FENG: She reads another job advertisement.

WU: (Reading, through interpreter) IPO experience needed, male required.

See, your gender is just as important as your education and your work experience.

FENG: Wu did find one opening that specified women.

WU: (Reading, through interpreter) Required - women who are unmarried or married but with children and a degree from a top school.

FENG: Married but with children, therein exposing what employers really fear - that under China's new three-child policy, they will have to pay for maternity leaves. And so they often prefer not to hire women, who could have children. Wu says, that means it's women who pay the social and professional costs for raising families.

WU: (Through interpreter) Women are unilaterally shouldering the cost of child-rearing. This was the most fundamental reason for this workplace discrimination.

FENG: Wu may be surprised to discover this, but employment lawyers are not.

Huang Yizhi, who litigated one of the first successful workplace discrimination lawsuits, says, employers still have subtle ways of eliminating female applicants.

HUANG YIZHI: (Through interpreter) For instance, a female applicant may only get irrelevant questions during her job interview, which are clearly not meant to evaluate her candidacy.

FENG: In 2015, Huang helped a woman win a public apology from a company that initially would not let her even apply for a chef's position. They argued she was distracting as a woman and not physically strong enough. Now that China's three-child policy is in effect, Huang says, existing prejudices against hiring women will only increase because employers think women's child-raising responsibilities will overshadow their professional ones.

HUANG: (Through interpreter) The government needs to put money where its mouth is. We need to see how much money it actually spends to support gender equality.

FENG: China's cabinet has said they're encouraging local governments to better fund maternity leave and give child tax credits.

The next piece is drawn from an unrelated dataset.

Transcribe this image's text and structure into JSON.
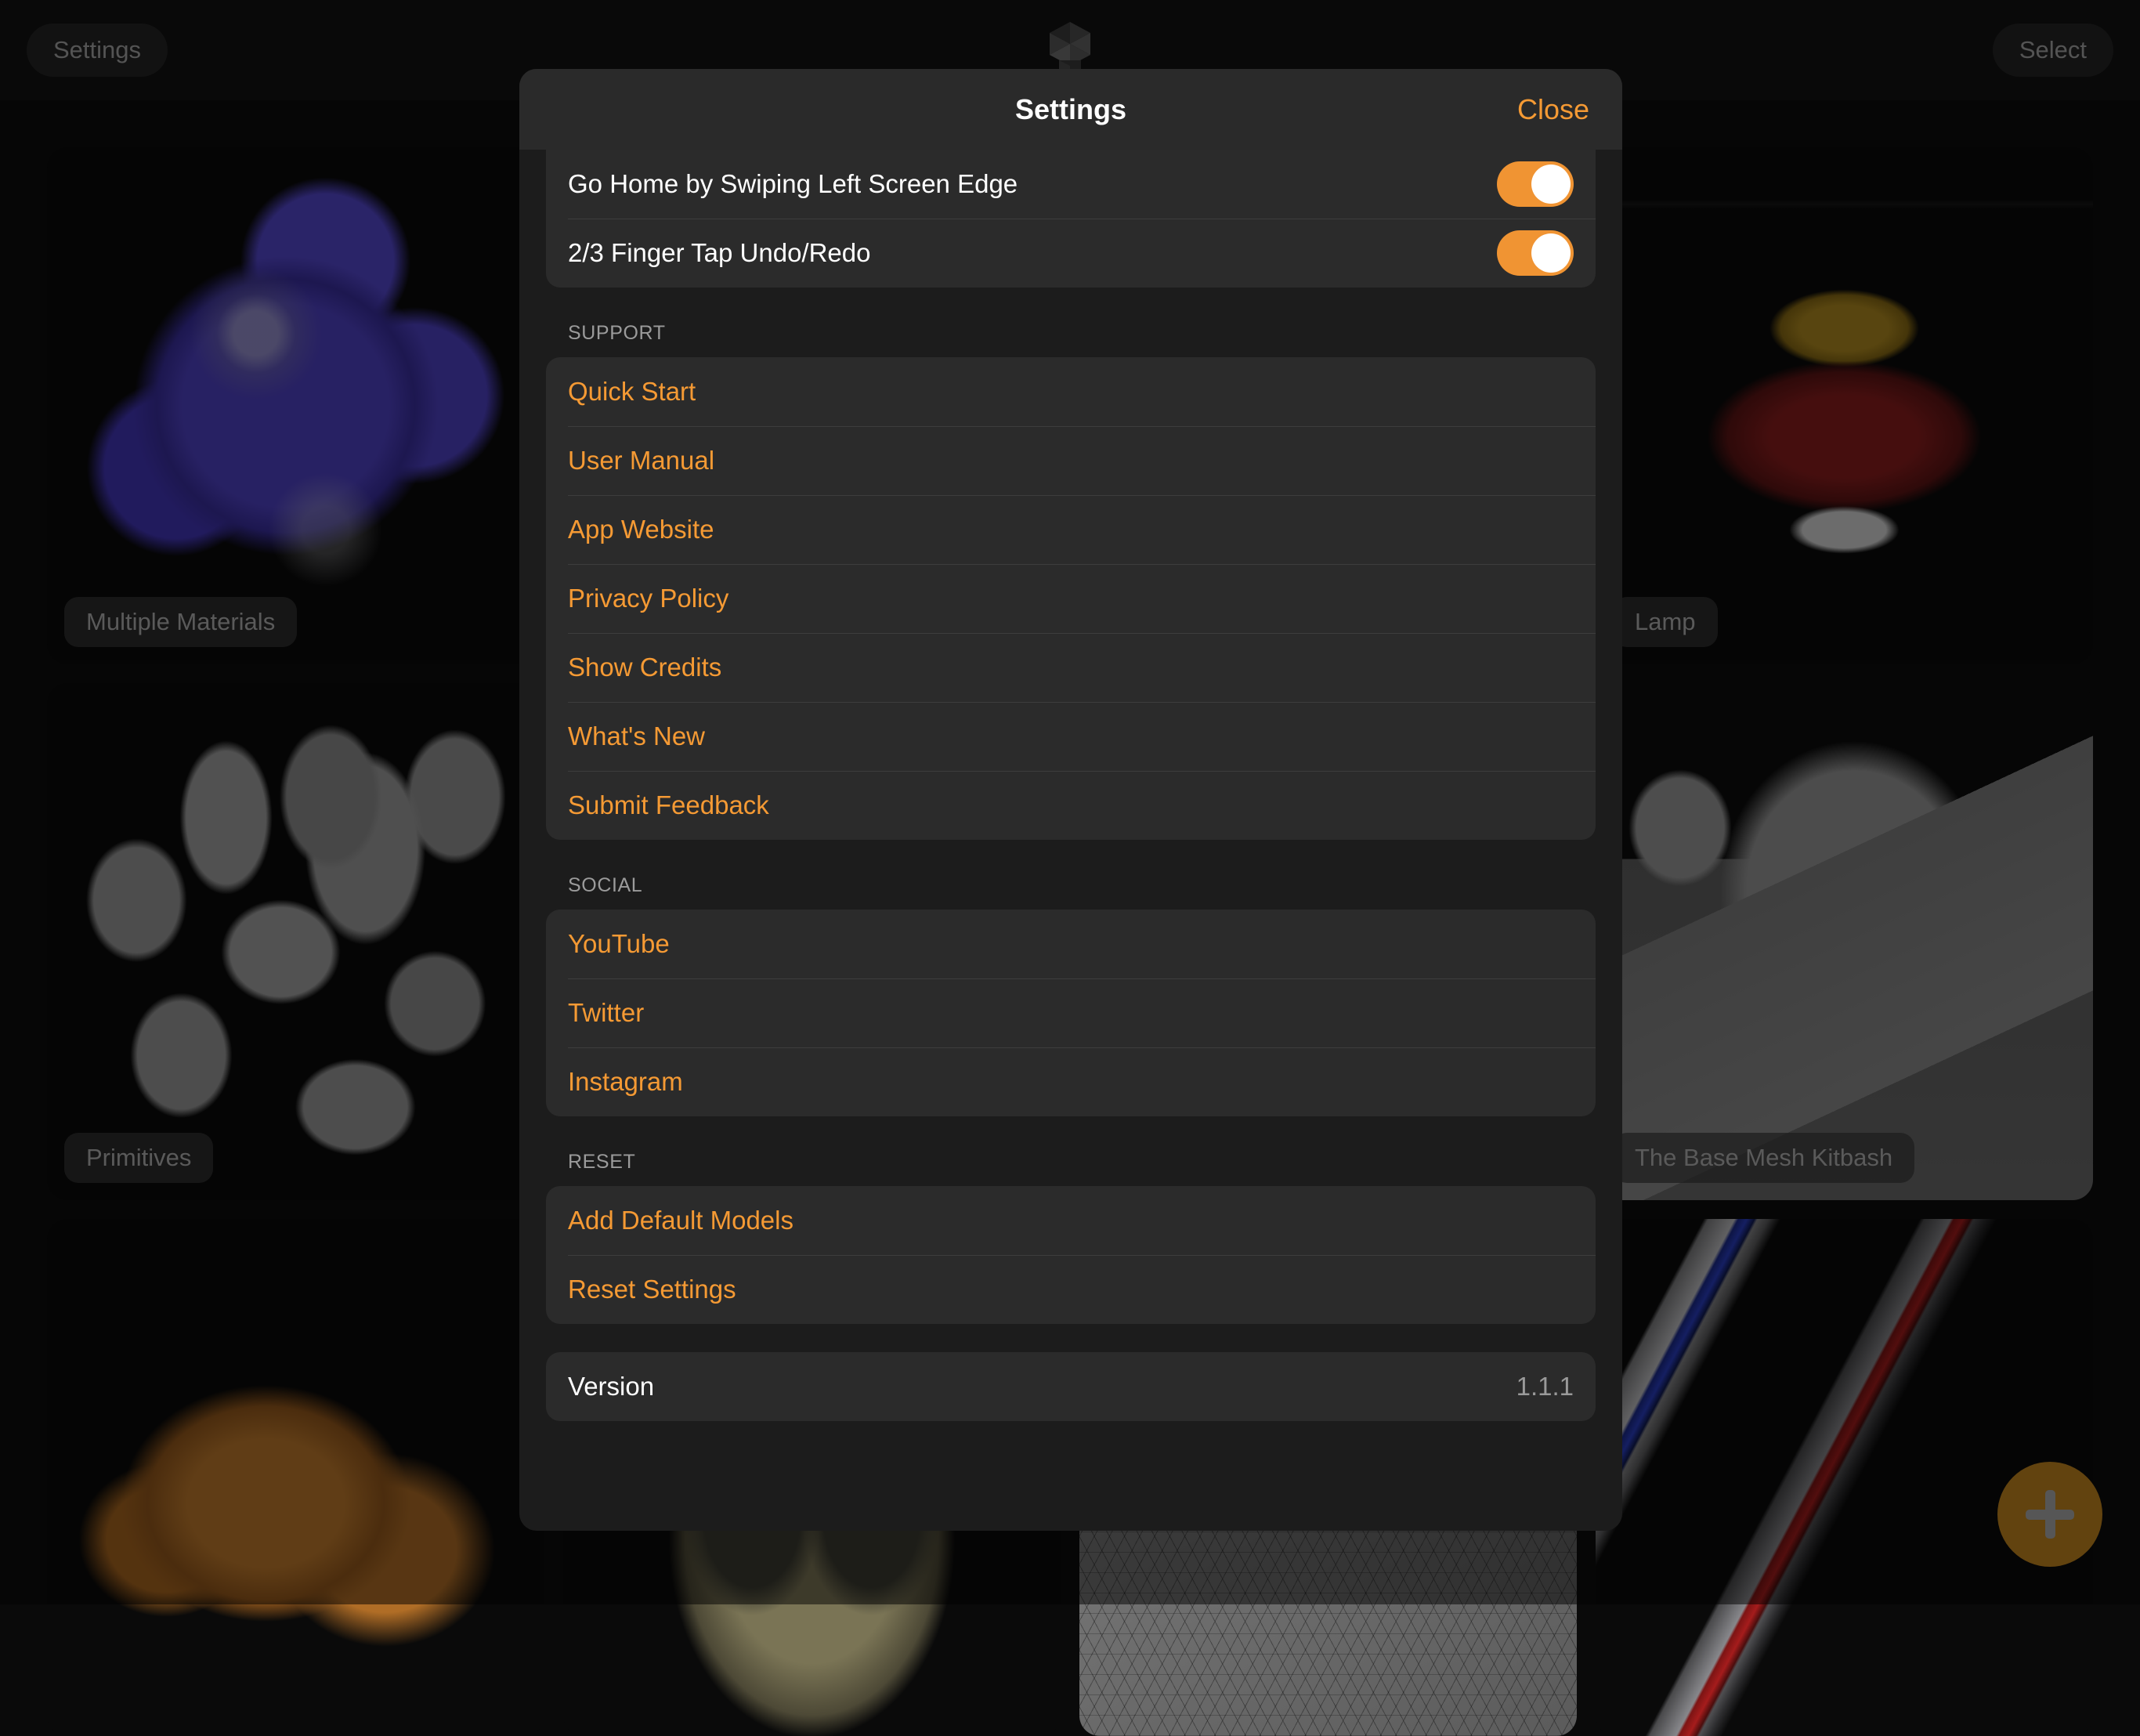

There's talk of creating more public child care centers. After all, having more babies means more future workers to power China's economic growth. But right now such measures are mostly left up to companies.

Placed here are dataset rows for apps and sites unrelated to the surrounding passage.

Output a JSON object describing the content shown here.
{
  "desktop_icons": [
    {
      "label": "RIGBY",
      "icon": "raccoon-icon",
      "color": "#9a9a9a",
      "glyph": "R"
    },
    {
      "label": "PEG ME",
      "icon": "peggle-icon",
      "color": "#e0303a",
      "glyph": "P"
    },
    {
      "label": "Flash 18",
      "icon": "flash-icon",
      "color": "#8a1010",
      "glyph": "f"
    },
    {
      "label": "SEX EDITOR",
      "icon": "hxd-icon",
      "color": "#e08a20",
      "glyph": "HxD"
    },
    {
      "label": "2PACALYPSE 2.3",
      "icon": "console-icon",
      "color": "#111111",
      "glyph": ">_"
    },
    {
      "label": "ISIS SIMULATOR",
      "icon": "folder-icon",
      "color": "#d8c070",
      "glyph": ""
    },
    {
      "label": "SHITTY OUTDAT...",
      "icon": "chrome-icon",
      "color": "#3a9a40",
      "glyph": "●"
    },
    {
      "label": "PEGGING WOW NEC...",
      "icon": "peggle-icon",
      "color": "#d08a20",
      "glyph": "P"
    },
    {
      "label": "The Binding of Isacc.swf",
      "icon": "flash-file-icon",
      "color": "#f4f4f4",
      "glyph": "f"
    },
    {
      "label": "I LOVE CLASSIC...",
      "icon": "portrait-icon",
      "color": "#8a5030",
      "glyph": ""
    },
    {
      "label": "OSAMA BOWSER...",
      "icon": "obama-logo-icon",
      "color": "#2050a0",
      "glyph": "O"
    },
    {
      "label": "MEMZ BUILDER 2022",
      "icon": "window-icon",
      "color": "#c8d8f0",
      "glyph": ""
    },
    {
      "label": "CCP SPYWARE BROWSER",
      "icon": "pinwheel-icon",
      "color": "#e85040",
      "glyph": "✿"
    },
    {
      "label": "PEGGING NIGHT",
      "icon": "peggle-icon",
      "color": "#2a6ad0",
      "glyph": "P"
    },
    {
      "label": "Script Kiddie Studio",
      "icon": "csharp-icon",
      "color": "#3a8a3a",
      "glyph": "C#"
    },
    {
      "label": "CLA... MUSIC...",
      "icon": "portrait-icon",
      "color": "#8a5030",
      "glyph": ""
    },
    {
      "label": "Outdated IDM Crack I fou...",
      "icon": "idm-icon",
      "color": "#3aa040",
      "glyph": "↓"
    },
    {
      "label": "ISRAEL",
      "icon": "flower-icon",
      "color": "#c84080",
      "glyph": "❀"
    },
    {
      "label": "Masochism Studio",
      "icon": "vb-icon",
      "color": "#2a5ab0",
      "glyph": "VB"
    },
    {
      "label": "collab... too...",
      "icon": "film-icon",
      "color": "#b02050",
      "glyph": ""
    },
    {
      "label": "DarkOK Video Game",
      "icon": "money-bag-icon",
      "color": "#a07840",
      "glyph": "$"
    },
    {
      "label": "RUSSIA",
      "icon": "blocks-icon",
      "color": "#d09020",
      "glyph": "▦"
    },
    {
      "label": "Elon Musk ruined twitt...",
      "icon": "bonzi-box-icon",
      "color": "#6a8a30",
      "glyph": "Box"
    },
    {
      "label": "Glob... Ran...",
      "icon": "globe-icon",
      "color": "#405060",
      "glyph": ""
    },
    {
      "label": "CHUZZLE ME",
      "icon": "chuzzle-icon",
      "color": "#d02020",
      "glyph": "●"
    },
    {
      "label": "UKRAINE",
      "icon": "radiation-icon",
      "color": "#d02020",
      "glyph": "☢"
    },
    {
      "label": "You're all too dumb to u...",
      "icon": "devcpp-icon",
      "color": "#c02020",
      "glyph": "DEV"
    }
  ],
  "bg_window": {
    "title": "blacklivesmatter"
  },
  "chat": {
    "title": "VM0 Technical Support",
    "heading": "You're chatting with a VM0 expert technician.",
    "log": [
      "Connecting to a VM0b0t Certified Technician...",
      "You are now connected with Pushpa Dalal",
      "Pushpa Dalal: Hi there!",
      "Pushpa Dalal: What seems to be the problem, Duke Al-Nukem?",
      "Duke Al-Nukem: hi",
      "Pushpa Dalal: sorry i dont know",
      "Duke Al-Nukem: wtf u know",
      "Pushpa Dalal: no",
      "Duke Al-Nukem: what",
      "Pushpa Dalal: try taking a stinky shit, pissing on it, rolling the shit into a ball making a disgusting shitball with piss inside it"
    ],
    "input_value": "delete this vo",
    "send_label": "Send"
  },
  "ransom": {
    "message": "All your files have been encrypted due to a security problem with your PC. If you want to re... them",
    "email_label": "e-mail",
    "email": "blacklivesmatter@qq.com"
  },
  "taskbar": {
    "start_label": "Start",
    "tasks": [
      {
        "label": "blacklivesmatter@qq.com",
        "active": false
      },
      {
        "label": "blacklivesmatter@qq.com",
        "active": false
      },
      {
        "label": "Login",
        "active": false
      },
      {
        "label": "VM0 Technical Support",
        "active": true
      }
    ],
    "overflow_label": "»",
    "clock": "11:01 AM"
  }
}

Here's Jane Sun, the CEO of Trip.com.

JANE SUN: When our females are pregnant, we offer taxi - free taxi to bring them to work and take them home. When the baby is born, we give them 800 as a gift, 3000 as education fee.

FENG: RMB 3,000 or about $500 - Trip.com is a Chinese travel booking company whose co-founder has long advocated for letting Chinese couples have more than one child.

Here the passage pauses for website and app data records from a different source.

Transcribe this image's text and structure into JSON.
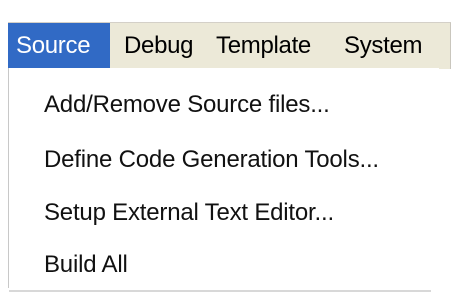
{
  "menubar": {
    "items": [
      {
        "label": "Source",
        "active": true
      },
      {
        "label": "Debug",
        "active": false
      },
      {
        "label": "Template",
        "active": false
      },
      {
        "label": "System",
        "active": false
      }
    ]
  },
  "dropdown": {
    "items": [
      {
        "label": "Add/Remove Source files..."
      },
      {
        "label": "Define Code Generation Tools..."
      },
      {
        "label": "Setup External Text Editor..."
      },
      {
        "label": "Build All"
      }
    ]
  },
  "colors": {
    "active_highlight": "#316ac5",
    "menubar_background": "#ece9d8",
    "dropdown_background": "#ffffff"
  }
}
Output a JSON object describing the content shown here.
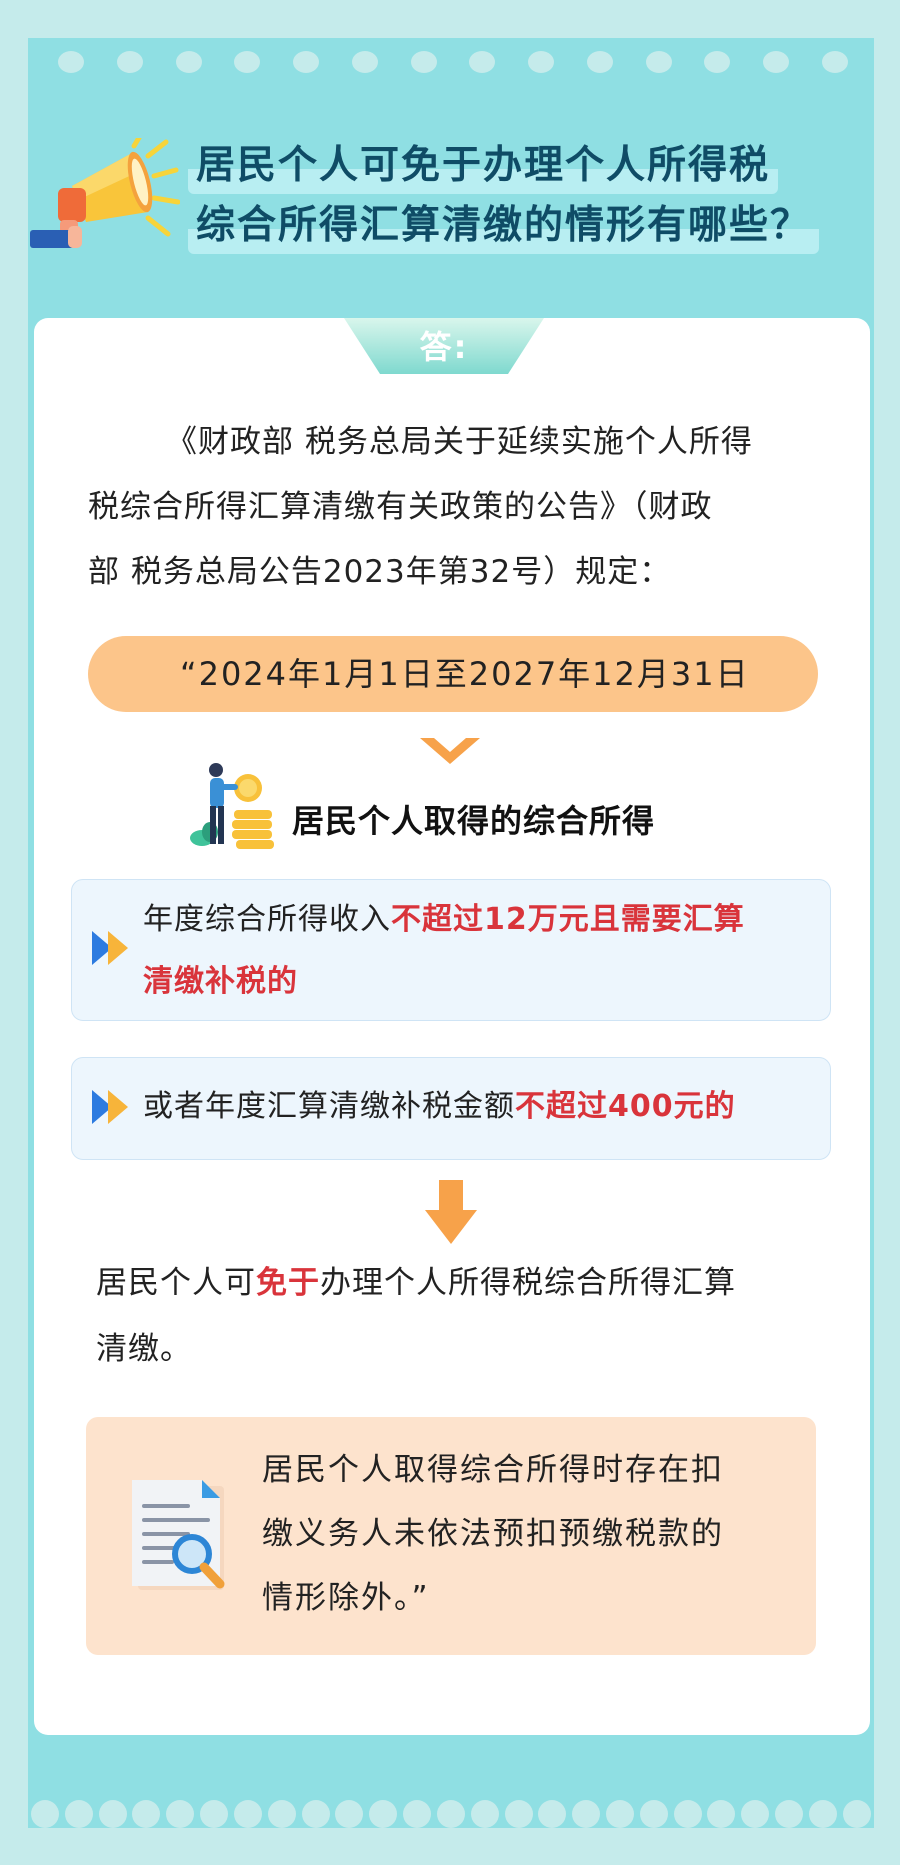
{
  "header": {
    "title_line1": "居民个人可免于办理个人所得税",
    "title_line2": "综合所得汇算清缴的情形有哪些？"
  },
  "answer": {
    "label": "答:"
  },
  "intro": {
    "line1": "《财政部 税务总局关于延续实施个人所得",
    "line2": "税综合所得汇算清缴有关政策的公告》（财政",
    "line3": "部 税务总局公告2023年第32号）规定："
  },
  "date_range": "“2024年1月1日至2027年12月31日",
  "section": {
    "heading": "居民个人取得的综合所得"
  },
  "conditions": [
    {
      "normal": "年度综合所得收入",
      "highlight_1": "不超过12万元且需要汇算",
      "highlight_2": "清缴补税的"
    },
    {
      "normal": "或者年度汇算清缴补税金额",
      "highlight": "不超过400元的"
    }
  ],
  "conclusion": {
    "part1": "居民个人可",
    "highlight": "免于",
    "part2": "办理个人所得税综合所得汇算",
    "line2": "清缴。"
  },
  "exception": {
    "line1": "居民个人取得综合所得时存在扣",
    "line2": "缴义务人未依法预扣预缴税款的",
    "line3": "情形除外。”"
  },
  "colors": {
    "frame": "#8fdfe3",
    "background": "#c5ebeb",
    "title_text": "#0f4c66",
    "pill": "#fcc58a",
    "highlight_red": "#d9343b",
    "arrow_orange": "#f7a24a",
    "info_box": "#edf6fd",
    "exception_box": "#fde3cd"
  },
  "icons": {
    "header": "megaphone-icon",
    "section": "person-with-coins-icon",
    "bullet": "double-chevron-right-icon",
    "flow": "down-arrow-icon",
    "exception": "document-search-icon"
  }
}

SUN: It's not one policy will really stimulate the birthrate. But I think it takes many layers of efforts. The government needs to have their efforts and infrastructure. Enterprises need to do their part.

FENG: But not all companies can afford that.

April Wu, the finance worker, has steeled herself for further rejection. She's already gotten lots of questions and job interviews about her choice to have kids.

WU: (Through interpreter) Of course I'm going to say that I don't plan to have kids before 30. But your assurance is never as ironclad as a man's, who will never give birth.

FENG: Ninety percent of Wu's colleagues are men. And few of the women she works with are in management positions. She's starting to think she might just be better off not having any children.

Emily Feng, NPR News, Beijing. Transcript provided by NPR, Copyright NPR.

Emily Feng is NPR's Beijing correspondent.